To meet the design requirements for HDD and the operating pressure of 60 psi to 80 psi and 150-psi test pressure with a 2,000-gal-per-minute (gpm) fire flow and 125-gpm average flow, the design required PE4710 DR11 IPS per ANSI/AWWA C906.
The shutoff valves were Series 66 gate valves with HDPE fusible ends from American AVK Co. of Minden, Nev., and were installed every 500 ft of the pipe run. Fire hydrants also were heat-fused into the system using an AVK base with polyethylene connectors. Heat-fusing the sections of HDPE pipe, the valves and hydrants provided a monolithic and leak-free system.
Wexcon Inc. of Mohrsville, Pa., was awarded the pipeline construction contract.
“This is a kind of different type of project because they put in the distribution line before the actual wells and treatment tank system,” said John Yoder, vice president, Wexcon. “We had multiple crews with three or four guys in a crew, and we had four crews doing the directional drilling. We had a pullback crew, another connecting drill shots together, another building intersection connections, and another doing water services and hydrants.

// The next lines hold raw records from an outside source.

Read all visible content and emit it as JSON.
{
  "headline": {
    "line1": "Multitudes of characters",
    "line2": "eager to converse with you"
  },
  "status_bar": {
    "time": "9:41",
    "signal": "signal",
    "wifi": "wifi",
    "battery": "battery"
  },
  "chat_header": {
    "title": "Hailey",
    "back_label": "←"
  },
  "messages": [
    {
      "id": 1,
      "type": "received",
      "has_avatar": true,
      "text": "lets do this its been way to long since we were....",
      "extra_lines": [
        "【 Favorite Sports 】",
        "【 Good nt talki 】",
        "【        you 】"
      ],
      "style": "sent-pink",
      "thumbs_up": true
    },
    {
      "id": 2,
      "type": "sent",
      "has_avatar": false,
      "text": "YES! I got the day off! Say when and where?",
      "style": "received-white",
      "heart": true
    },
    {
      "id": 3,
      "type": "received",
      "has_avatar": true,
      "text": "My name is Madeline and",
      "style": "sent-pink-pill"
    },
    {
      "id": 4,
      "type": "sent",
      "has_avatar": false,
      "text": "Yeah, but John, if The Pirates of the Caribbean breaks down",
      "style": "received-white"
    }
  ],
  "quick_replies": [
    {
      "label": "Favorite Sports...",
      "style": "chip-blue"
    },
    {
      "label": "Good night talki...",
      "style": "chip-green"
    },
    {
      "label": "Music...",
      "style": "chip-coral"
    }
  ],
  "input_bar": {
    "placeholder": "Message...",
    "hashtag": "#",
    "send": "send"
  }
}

Standard HDD equipment was used. Maybe 10% of the area had rock, which is typical for southeastern Pennsylvania. In those spots, we had to dig a trench. The longest HDD pull was about an 800-ft drill shot for the 12-in.-diameter HDPE pipe. We had to go through a business parking lot, and they didn’t want any disruption to their business.”
A critical component of the project was to have all the materials—pipe, fittings, valves and fire hydrants—have fusible ends and be delivered to the rural site as needed. There are no mechanical joints that could allow for leakage or any infiltration.
“We were able to offer a complete package to the contractor,” said Chad Smith of Core & Main, who oversaw the project. “We have full-service HDPE centers with not only the ability to fabricate fittings and provide the fusing equipment, but also go on site and have our technicians train the customer how to use that equipment. Our local branch in Etters, Pa., was able to provide service on the fire hydrants, the valves and all the other water service products that go along with the HDPE pipe, while our Poca, W.Va., plant did all the custom fabrication. It was these two branches working together that made this job seamless.”
Core & Main provided a two-day training session for the crew.
“Remember, this was to be a leak-free system using HDPE pipe sections that were fused together, along with valves and hydrants with custom made fittings that were joined to the pipe with electrofusion, so proper training was important,” Smith said.
The installation of distribution piping was completed in 2017 and the treatment plant and tower now are under construction.
“The three drinking water supply wells were installed maybe six years ago. The supply lines from the wells to the treatment plant were also 12-in.-diameter DR11 IPS HDPE pipe,” Linahan said.
The project, including the water treatment plant and water tower, is scheduled for completion in 2020.